## [TASK INSTRUCTIONS]
This exercise asks for a copy of each line in the records below with the word "label" in it.

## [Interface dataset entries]
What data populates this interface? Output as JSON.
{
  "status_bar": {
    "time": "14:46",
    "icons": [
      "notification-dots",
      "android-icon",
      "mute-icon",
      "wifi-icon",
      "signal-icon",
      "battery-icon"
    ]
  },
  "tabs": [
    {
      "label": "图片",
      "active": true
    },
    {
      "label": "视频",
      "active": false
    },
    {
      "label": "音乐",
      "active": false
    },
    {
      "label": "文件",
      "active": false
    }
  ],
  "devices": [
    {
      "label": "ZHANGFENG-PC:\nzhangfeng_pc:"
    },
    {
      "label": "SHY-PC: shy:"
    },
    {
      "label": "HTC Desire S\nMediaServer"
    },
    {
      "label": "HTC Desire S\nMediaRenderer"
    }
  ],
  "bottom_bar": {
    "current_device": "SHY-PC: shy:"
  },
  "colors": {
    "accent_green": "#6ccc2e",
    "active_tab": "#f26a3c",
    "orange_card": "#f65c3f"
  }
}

## [ANSWER AREA]
      "label": "图片",
      "label": "视频",
      "label": "音乐",
      "label": "文件",
      "label": "ZHANGFENG-PC:\nzhangfeng_pc:"
      "label": "SHY-PC: shy:"
      "label": "HTC Desire S\nMediaServer"
      "label": "HTC Desire S\nMediaRenderer"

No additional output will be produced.